In the early 1960s, The National Film Board of Canada did a short black-and-white documentary about Sable Island. I was still at the beginning of my career as a fashion photographer when I saw that documentary in the late 1980s, and I was struck by this amazing and mysterious place. When I became serious about visiting the island, I worked for over a year to persuade its superintendent at that time, Gerry Forbes, to give me permission. When I finally began my journey in the summer of 1994, I promised him that I would do all I could to ensure that the photographs I took would end up in a museum. It took me twenty years to fulfill that promise. The Wild Horses of Sable Island exhibition appeared at Nova Scotia Museum of Natural History in 2014.
Sable Island, a sandbar island two hundred miles off the coast of Nova Scotia, has been the site of more than five hundred shipwrecks in as many years. It exists today as it always has, mysterious and secluded, surrounded by fog, lost in time, waiting to reveal its secrets and memories. Every grain of sand, every wave has its own story. I attempted to photograph the stories of what is future and what is past; of what is hidden and what is lost beneath the dunes, ocean and time; of the horses and the stories they silently hold, each with its own lifespan and existence, each with its own measure of time.
The horses are the only terrestrial mammals living on the island. Almost all are descendants of shipwrecked animals, some perhaps deliberately abandoned on the shore, but all castaways on a deserted island. Through strange misfortune, they have been returned to nature. They have no shelter and few resources, but they also have no natural predators, and the island has been essentially closed to human visitors, so they have no fear of man. They have let me get close enough to gently bump heads with them—touching with hands was not permitted—and even lie down in the grass and rest with them. I have been there nine times over twenty years, and some of them recognize me from visit to visit. I have connected with them from my soul, and I am concerned for their well-being. I believe Sable Island and its band of wild horses should be left alone to be free. Sable Island is our precious diamond in the rough, and we should not attempt to polish it but let it be as nature intended, outside human control or exploration.
We should pause before we proceed and consider the exploration of Sable as we do with explorations into deep space, into the unknown. Sable lies just two hundred miles from the mainland, but for the horses that reside there, it might as well lie on the outer edge of the universe. The Canadians have saved Sable Island on two previous occasions: in the 1960s, when it was up for sale, Prime Minister John Diefenbaker, at the urging of Canadian children, created Sable as a protected area, placed aside for generations to come and instigated the first conservation ideas for Sable.

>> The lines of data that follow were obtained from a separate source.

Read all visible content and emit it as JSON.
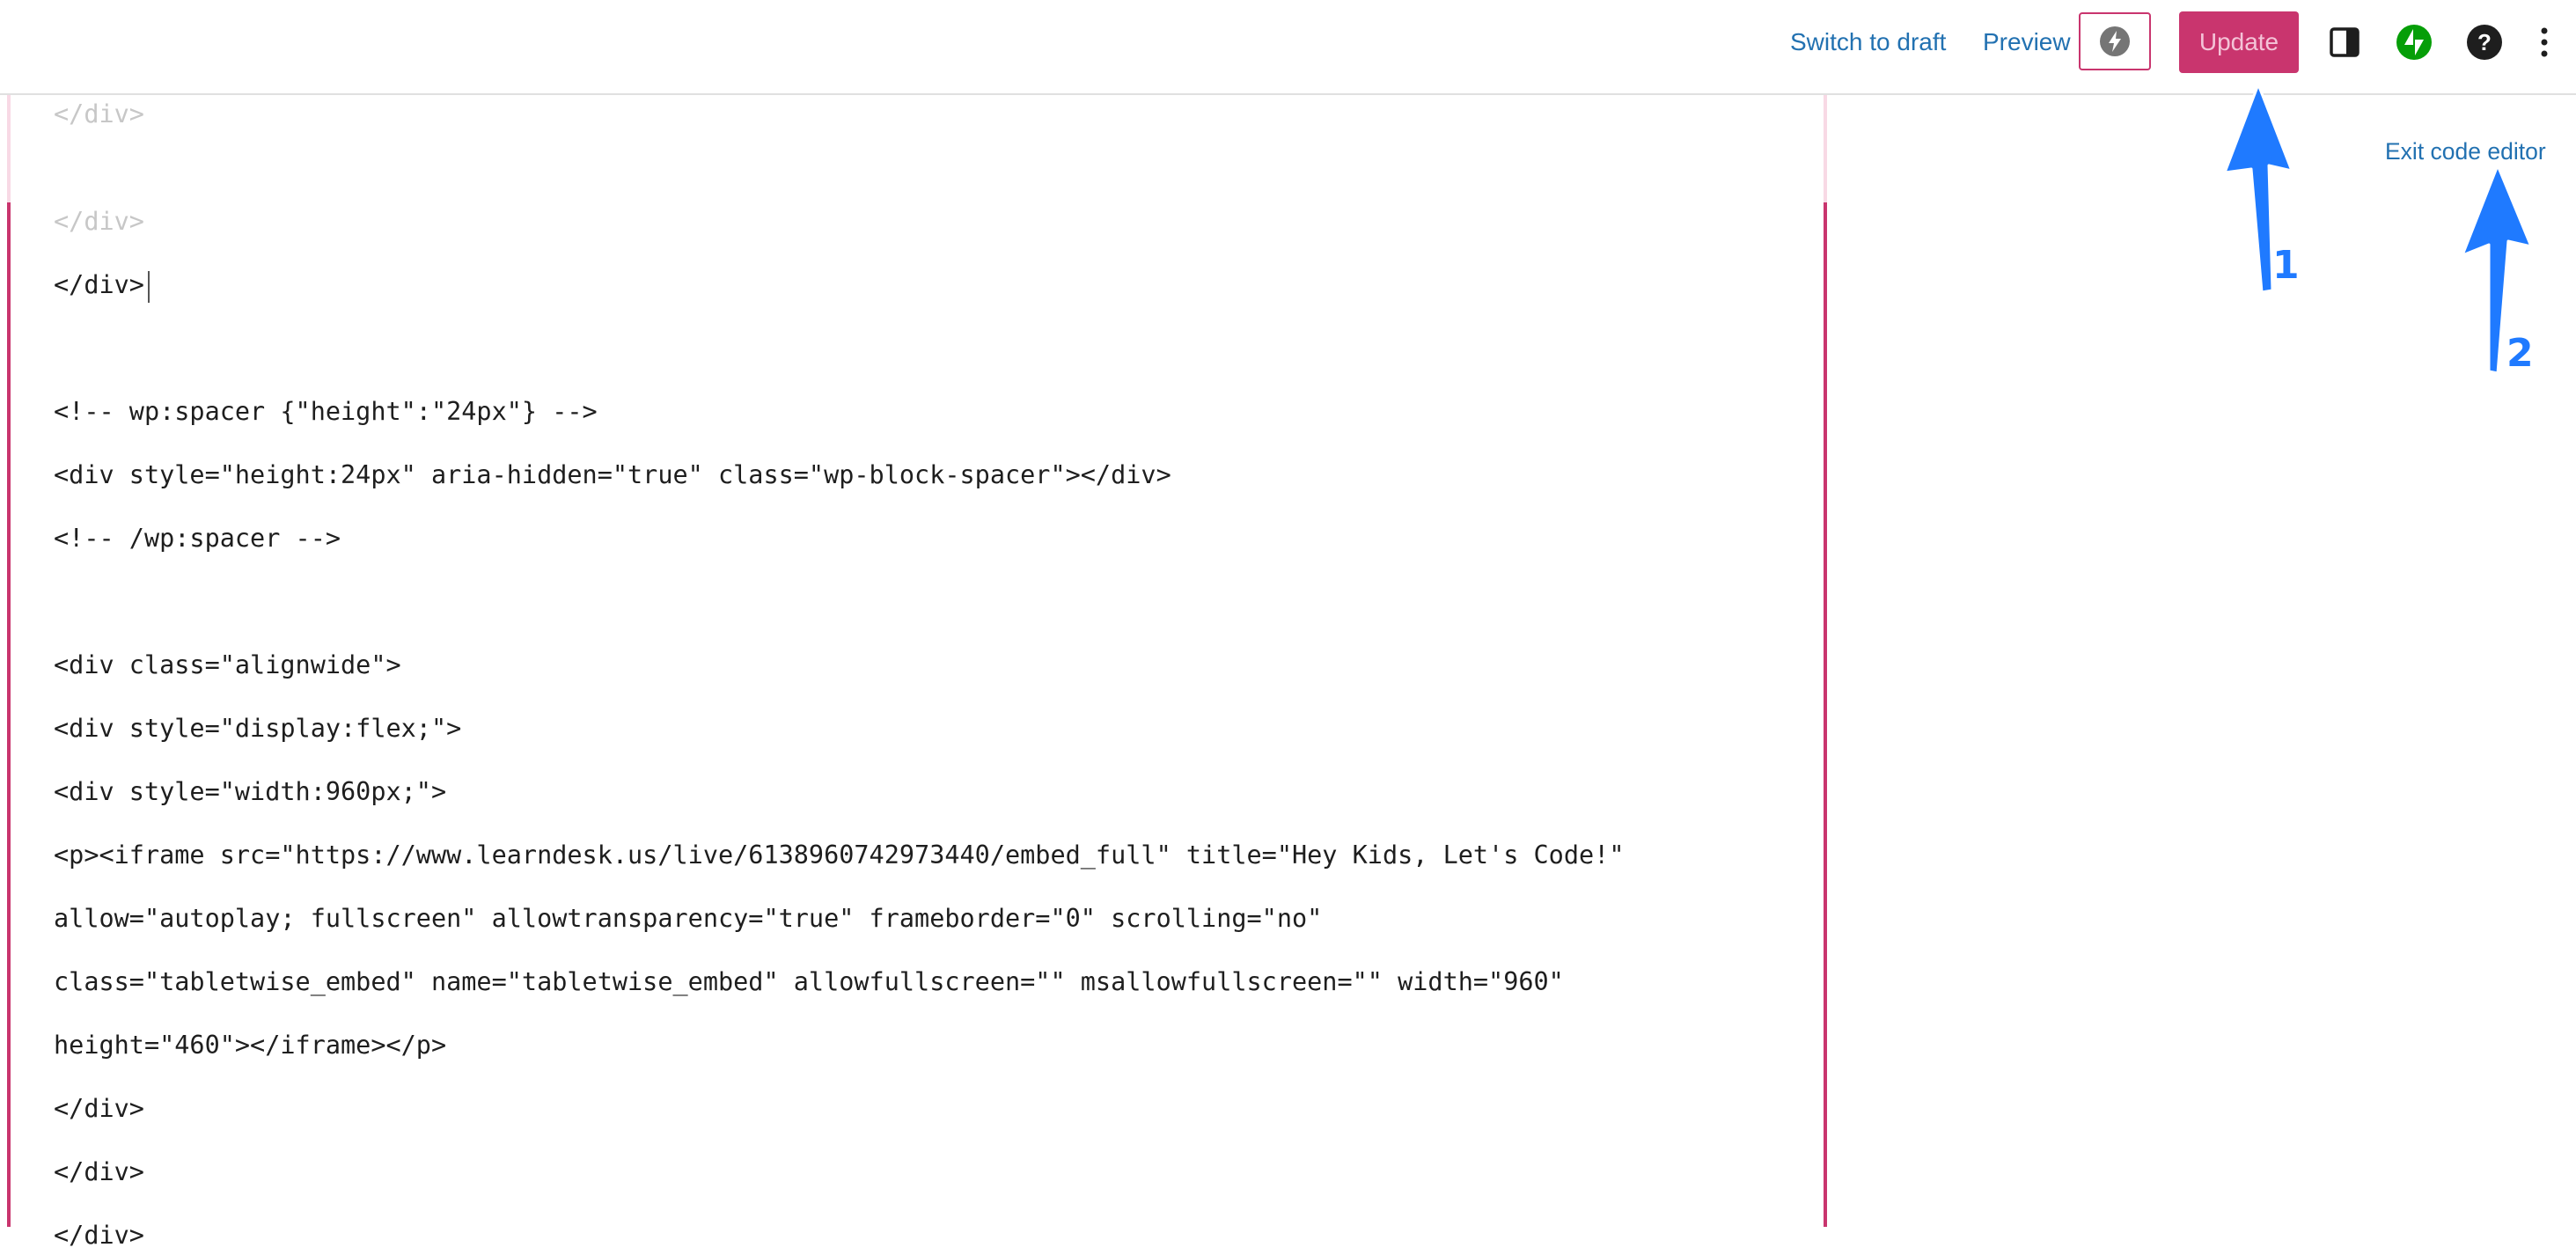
{
  "toolbar": {
    "switch_to_draft": "Switch to draft",
    "preview": "Preview",
    "boost_icon": "lightning-bolt-icon",
    "update": "Update",
    "settings_icon": "sidebar-toggle-icon",
    "jetpack_icon": "jetpack-icon",
    "help_icon": "help-icon",
    "more_icon": "vertical-ellipsis-icon"
  },
  "sidebar": {
    "exit_code_editor": "Exit code editor"
  },
  "code_lines": [
    "</div>",
    "</div>",
    "</div>",
    "",
    "<!-- wp:spacer {\"height\":\"24px\"} -->",
    "<div style=\"height:24px\" aria-hidden=\"true\" class=\"wp-block-spacer\"></div>",
    "<!-- /wp:spacer -->",
    "",
    "<div class=\"alignwide\">",
    "<div style=\"display:flex;\">",
    "<div style=\"width:960px;\">",
    "<p><iframe src=\"https://www.learndesk.us/live/6138960742973440/embed_full\" title=\"Hey Kids, Let's Code!\"",
    "allow=\"autoplay; fullscreen\" allowtransparency=\"true\" frameborder=\"0\" scrolling=\"no\"",
    "class=\"tabletwise_embed\" name=\"tabletwise_embed\" allowfullscreen=\"\" msallowfullscreen=\"\" width=\"960\"",
    "height=\"460\"></iframe></p>",
    "</div>",
    "</div>",
    "</div>"
  ],
  "annotations": {
    "marker_1": "1",
    "marker_2": "2"
  },
  "colors": {
    "accent": "#c9356e",
    "link": "#2271b1",
    "annotation": "#1f7aff",
    "jetpack": "#069e08"
  }
}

In 1990, the island came up for sale once again, and all the provinces rallied to raise twelve million dollars to support Sable and its weather station.
I applaud the decision to prohibit humans from approaching within sixty feet of the horses, as part of the new National Park regulations—it makes my film documentation of the horses all the more important, because it cannot be replicated by anyone, myself included—but it is not enough. They have not considered the diseases that visitors might unintentionally bring to Sable. The last ships landed some two hundred visitors for lunch several times this summer of 2014. What if one visitor from a farm had an unwanted virus on his boots? Perhaps the hoof and mouth disease or some other virus from domesticated animals? It could decimate the horse population. The risks to these animals and their habitat are too high versus the economic rewards, and Sable should be protected in ways beyond its National Park designation.
The island is now under a new threat. On June 6, 2013, the new Canadian Bill S-15 received Royal Assent and became law. Though drilling for oil on Sable Island remains prohibited, this amendment to the National Parks Act (which was meant to protect the island and its wild horses) permits “low impact” petroleum exploration. The bill states that these activities include seismic, geological or geophysical work, but it is unclear what exactly falls within this definition. Sable Island is an incredibly fragile ecosystem. The thin layer of fresh water beneath the sandy surface, if disturbed, might never recover. This water is the only thing keeping Sable, its flora and fauna, its wild band, alive.
The oil and gas exploration, combined with the rising ocean levels and disturbances in the currents caused by the melting of the ice caps, could damage Sable Island in ways we cannot even imagine. After all, it is just a sandbar in a turbulent ocean—what if that ocean reclaimed it? The world would lose the 500 horses and a magical place. A new heaven and earth would have to be created for it all to exist again. But from an economic standpoint, Canada would lose the two-hundred-mile fishing rights extension granted by Sable Island, as it is the easternmost Canadian territory. Without Sable, the international waters would commence two hundred miles from the shore of Nova Scotia mainland and not Sable Island. This loss in dollars and cents would be immeasurable.
But if something drastic happens, Sable and its band of wild horses might never recover and we would talk about a magical place made of dreams as a past event, instead of the present moment we could all be proud to have saved. And I, as a self-declared Sable Island ambassador at large, I will do everything in my power to protect it, to show you its beauty and leave it up to you to decide what is our next step in its conservation. For me it’s more than just a place—it’s home!